activity drivers
Facility-level Activities
The Challenge of Cost Assignment
• Pose a problem for the ABC philosophy of
tracing costs to products
• Tracing costs to products depends on the
ability to identify the amount of each
activity consumed by a product
• But these activities are common to a variety
of products
• It is not possible to identify how individual
products consume these activities
Facility-level Activities
The Challenge of Cost Assignment
• ABC systems usually implement a full
costing approach and allocate these facilitylevel costs to products
• Unit level, batch-level, or product-level cost
drivers are often used for the allocation
• Or the total overhead charged by the first
three drivers is used as a basis for assigning
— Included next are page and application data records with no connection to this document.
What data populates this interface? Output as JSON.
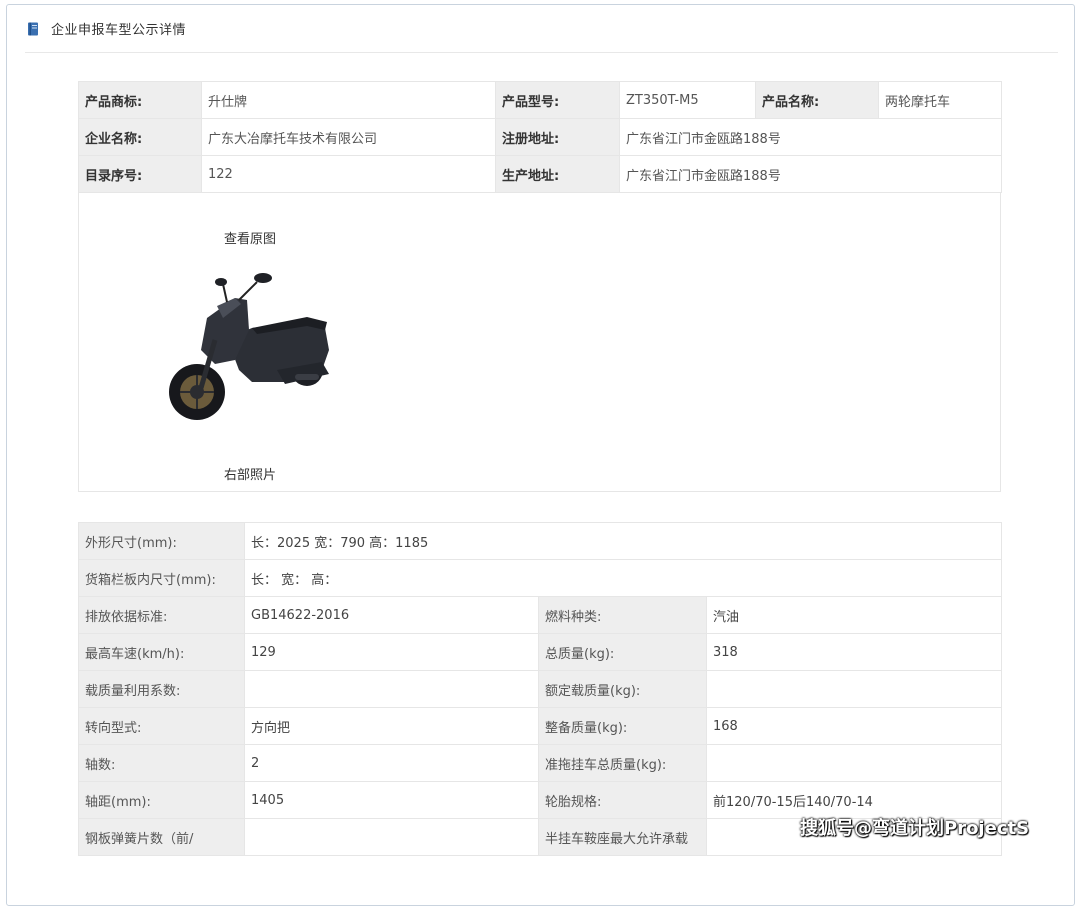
{
  "header": {
    "title": "企业申报车型公示详情",
    "icon": "book-icon"
  },
  "basic": [
    [
      {
        "label": "产品商标:",
        "value": "升仕牌"
      },
      {
        "label": "产品型号:",
        "value": "ZT350T-M5"
      },
      {
        "label": "产品名称:",
        "value": "两轮摩托车"
      }
    ],
    [
      {
        "label": "企业名称:",
        "value": "广东大冶摩托车技术有限公司"
      },
      {
        "label": "注册地址:",
        "value": "广东省江门市金瓯路188号"
      }
    ],
    [
      {
        "label": "目录序号:",
        "value": "122"
      },
      {
        "label": "生产地址:",
        "value": "广东省江门市金瓯路188号"
      }
    ]
  ],
  "photo": {
    "link_top": "查看原图",
    "link_bottom": "右部照片"
  },
  "specs": {
    "full_rows": [
      {
        "label": "外形尺寸(mm):",
        "value": "长：2025 宽：790 高：1185"
      },
      {
        "label": "货箱栏板内尺寸(mm):",
        "value": "长： 宽： 高："
      }
    ],
    "split_rows": [
      {
        "l1": "排放依据标准:",
        "v1": "GB14622-2016",
        "l2": "燃料种类:",
        "v2": "汽油"
      },
      {
        "l1": "最高车速(km/h):",
        "v1": "129",
        "l2": "总质量(kg):",
        "v2": "318"
      },
      {
        "l1": "载质量利用系数:",
        "v1": "",
        "l2": "额定载质量(kg):",
        "v2": ""
      },
      {
        "l1": "转向型式:",
        "v1": "方向把",
        "l2": "整备质量(kg):",
        "v2": "168"
      },
      {
        "l1": "轴数:",
        "v1": "2",
        "l2": "准拖挂车总质量(kg):",
        "v2": ""
      },
      {
        "l1": "轴距(mm):",
        "v1": "1405",
        "l2": "轮胎规格:",
        "v2": "前120/70-15后140/70-14"
      },
      {
        "l1": "钢板弹簧片数（前/",
        "v1": "",
        "l2": "半挂车鞍座最大允许承载",
        "v2": ""
      }
    ]
  },
  "watermark": "搜狐号@弯道计划ProjectS"
}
facility-level costs
Facility-level Activities
The Challenge of Cost Assignment
• The arbitrary or somewhat “crude”
assignment of facility-related costs is not a
serious problem in many instances
• The distortion in total product cost caused
by questionable allocation bases may not be
significant because these costs often make
up a relatively small portion of the total
ABC & Customer-Driven Costs
• Customer diversity just as possible as product
• Customers can consume customer-driven activities
in different proportions
• Sources of customer diversity:
– order frequency, geographic distance, sales and
promotional support, engineering support
requirements, service support
• Knowing costs of different customers can be vital
for pricing, product mix decisions and improving
Customer Costing vs. Product Costing
ABC Costing Systems
• Assigning the costs of customer service to
customers is done in the same way that
manufacturing costs are assigned to
• Include in activities inventory:
– order entry, order picking, shipping, making
sales calls, evaluating a clients credit, etc.
• Assign the costs of the resources consumed
to these activities and then to the customers
requiring or demanding these activities
Traditional Costing vs. ABC Costing
Traditional Systems
Use only unit-based
Ignore batch, product,
& facility level distinc.
Assign all fixed OH in
an arbitrary way
Do not easily permit
analysis of value &
non-value activities
Frequently distort
product costs
ABC Systems
Use all four levels of
Eplicitly consider all
four levels of activities
Arbitrary allocations
of fixed costs reduced
Allow managers to
identify which
activities add value
Improve accuracy of
product costs
Managerial Perspective On
Activity-Based Costing (1)
• Offers more than just more accurate product
cost information
• Also provides information about the costs
and performance of activities and resources
• Can be used to trace costs accurately to cost
objects other than products
– To activities,customers, channels of
distribution, etc.
Managerial Perspective On
Activity-Based Costing (2)
• Provides means to identify areas where efficiency
can be improved
• Basic Steps:
– Better understand and know the costs of activities
– Evaluate the importance of each activity to the
organization and its customers
– Better understand how efficiently each activity is
– Determine opportunities to simplify, modify, make
more efficient, or eliminate activities